Let’s talk about diet and atrial fibrillation. Atrial fibrillation is not directly related to diet, in the sense of the kinds of the foods that you eat or the supplements or vitamins, it really doesn’t matter. It is absolutely true that patients that are overweight or obese are more likely to develop atrial fibrillation and it’s going to bother them more than individuals that are of normal weight.
Very good research tells us, that if you have atrial fib and you’re overweight and you manage to lose weight, largely through diet and exercise, you will have less atrial fibrillation, and you will feel better, and be less bothered.
Lastly, patients often tell me, stress is something I want to avoid, I think my stress level is high, should I be worried about stress and atrial fibrillation, and the answer is stress does not cause atrial fibrillation. Of course, if you’re stressed and you have atrial fibrillation it will bother you more. Anything bothers you more if you’re stressed. But stress by itself doesn’t cause atrial fibrillation, and avoiding stress, although it’s of course a good thing, will not prevent you from having more atrial fibrillation.
So the bottom line is if you have atrial fib you can just lead your life as normally as you can. You may not be able to do everything you would like to be able to do, but there’s no reason to restrict your life in terms of diet, in terms of activity, in terms of alcohol – in moderation, in terms of coffee. Just lead a completely normal life.
If you have atrial fibrillation and you don’t feel well, or you need more information, or you’re not completely satisfied with your treatment, speak to your family doctor. If needed, ask to be sent to a cardiologist who has expertise in atrial fibrillation, and get yourself as well informed as possible about this condition so that you better understand your own body and you can deal with the symptoms more effectively.
Presenter: Dr. Paul Dorian, Cardiologist, Toronto, ON
Local Practitioners: Cardiologist
When you’re prescribed a medication for your atrial fibrillation, particularly blood thinners, it’s very, very important to take the medications as prescribed. Some people, when they feel better, are tempted to either stop taking their medication, or perhaps miss a dose or two, and that’s a natural tendency. But it’s very important to realize that if you discontinue these medications, especially the blood thinners, you are putting yourself at higher risk of being in hospital, or having a stroke, or having some other important event.

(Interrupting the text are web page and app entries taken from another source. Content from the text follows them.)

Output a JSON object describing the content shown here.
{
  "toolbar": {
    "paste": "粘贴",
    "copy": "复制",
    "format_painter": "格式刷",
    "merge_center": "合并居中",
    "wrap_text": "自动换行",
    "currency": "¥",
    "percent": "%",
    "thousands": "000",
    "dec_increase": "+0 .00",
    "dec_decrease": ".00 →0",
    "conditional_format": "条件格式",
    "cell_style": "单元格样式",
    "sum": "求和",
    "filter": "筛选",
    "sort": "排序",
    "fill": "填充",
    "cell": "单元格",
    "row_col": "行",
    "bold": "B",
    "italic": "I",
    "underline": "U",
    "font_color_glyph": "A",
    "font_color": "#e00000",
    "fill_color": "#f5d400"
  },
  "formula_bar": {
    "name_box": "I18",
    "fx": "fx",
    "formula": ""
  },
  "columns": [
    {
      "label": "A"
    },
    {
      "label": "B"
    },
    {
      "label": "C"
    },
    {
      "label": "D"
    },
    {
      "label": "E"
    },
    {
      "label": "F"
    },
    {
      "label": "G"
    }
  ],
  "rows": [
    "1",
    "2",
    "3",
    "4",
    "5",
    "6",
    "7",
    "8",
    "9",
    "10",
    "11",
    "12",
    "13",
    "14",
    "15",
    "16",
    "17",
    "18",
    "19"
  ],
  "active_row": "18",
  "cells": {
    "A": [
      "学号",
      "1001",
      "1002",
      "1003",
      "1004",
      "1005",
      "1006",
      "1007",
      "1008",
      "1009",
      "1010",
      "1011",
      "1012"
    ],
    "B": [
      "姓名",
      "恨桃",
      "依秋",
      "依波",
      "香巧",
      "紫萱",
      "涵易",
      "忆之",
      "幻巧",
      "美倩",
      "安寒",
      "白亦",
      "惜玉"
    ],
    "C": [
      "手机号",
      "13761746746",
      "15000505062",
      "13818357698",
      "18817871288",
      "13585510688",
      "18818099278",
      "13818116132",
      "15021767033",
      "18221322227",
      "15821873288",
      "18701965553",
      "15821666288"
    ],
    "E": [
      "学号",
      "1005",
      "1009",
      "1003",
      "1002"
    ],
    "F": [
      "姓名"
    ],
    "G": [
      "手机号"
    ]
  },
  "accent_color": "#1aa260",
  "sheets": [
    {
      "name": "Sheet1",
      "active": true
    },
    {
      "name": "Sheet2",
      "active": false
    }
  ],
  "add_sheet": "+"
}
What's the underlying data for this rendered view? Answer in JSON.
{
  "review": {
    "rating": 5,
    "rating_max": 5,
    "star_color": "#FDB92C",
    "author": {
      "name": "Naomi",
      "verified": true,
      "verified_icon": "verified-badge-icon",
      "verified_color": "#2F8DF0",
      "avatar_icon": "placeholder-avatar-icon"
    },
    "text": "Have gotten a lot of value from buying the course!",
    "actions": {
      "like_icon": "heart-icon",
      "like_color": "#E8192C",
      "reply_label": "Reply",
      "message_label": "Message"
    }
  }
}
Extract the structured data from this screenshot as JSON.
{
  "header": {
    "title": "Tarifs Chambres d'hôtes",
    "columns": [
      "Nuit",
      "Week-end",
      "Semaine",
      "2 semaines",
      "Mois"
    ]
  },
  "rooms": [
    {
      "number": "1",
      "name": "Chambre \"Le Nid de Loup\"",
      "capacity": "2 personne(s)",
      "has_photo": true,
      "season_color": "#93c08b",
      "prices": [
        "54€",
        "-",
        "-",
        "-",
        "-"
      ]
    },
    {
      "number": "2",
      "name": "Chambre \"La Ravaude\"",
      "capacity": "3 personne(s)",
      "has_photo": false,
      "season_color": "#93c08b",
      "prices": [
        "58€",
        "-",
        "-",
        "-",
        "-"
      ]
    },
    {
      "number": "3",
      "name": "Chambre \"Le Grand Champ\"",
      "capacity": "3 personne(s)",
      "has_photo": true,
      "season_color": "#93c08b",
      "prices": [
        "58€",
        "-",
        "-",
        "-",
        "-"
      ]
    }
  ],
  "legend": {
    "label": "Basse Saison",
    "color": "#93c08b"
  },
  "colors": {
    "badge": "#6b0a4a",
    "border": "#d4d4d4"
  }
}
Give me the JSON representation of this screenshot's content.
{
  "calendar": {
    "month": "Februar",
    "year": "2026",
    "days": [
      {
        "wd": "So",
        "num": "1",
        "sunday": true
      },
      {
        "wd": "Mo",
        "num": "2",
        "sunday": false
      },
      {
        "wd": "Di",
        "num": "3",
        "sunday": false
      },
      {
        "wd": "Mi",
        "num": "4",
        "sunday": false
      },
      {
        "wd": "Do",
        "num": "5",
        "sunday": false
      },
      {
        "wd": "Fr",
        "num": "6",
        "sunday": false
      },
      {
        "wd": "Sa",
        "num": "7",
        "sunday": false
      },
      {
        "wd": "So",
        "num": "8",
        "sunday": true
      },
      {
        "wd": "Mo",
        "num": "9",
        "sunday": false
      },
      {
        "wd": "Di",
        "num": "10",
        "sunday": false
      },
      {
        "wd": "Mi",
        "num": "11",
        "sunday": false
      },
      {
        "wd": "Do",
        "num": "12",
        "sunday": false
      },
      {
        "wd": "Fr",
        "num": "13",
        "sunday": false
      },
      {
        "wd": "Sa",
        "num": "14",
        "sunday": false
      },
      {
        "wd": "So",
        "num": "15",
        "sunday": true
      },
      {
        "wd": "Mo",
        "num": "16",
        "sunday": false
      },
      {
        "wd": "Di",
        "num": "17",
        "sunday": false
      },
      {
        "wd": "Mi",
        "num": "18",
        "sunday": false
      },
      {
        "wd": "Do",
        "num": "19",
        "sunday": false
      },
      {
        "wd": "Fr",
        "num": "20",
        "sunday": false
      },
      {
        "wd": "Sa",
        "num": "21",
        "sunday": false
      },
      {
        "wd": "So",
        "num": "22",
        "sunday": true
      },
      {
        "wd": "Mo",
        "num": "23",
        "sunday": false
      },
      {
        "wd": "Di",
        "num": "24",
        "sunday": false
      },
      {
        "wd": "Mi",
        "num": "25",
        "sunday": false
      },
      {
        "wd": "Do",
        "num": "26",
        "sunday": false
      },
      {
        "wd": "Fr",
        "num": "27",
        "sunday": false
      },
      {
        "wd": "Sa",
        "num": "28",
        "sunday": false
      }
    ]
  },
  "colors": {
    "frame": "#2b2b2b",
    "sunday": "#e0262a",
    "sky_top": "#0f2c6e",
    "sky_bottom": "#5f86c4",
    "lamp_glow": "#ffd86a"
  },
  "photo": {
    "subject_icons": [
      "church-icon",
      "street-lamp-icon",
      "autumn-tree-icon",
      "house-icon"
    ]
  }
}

So it’s critical to take your medications as prescribed, and if you want to consider a change to the medication, or if you’re wondering if you need to continue taking the medications, please consult with your doctor or health care provider first, before making that decision on your own.
To improve adherence to your drug therapy, there are a number of things that you can do. Reminders, for example, programmed into your cell phone can be very useful to help remind you to take your medications. For people who are on multiple medications, pill boxes or dosettes provided by your pharmacist could be very useful.
You can also talk to your doctor about trying to rationalize your drug regimens, to reduce the number of pills you have to take, but also the number of times a day that you have to take them. So trying to choose therapies, for example, that are taken once a day rather than twice or three times a day.
And also remembering whether or not you have to take your drugs with or without food. And depending on that, being able to plan your drug therapies either around mealtimes or before mealtimes at specific times when you’re going to remember to take them on a daily basis. If you want more information about ways that you can improve your adherence to your drug regimen, you can talk to your physician, your nurse practitioner, your specialist and especially your pharmacist.
Local Practitioners: Electrophysiologist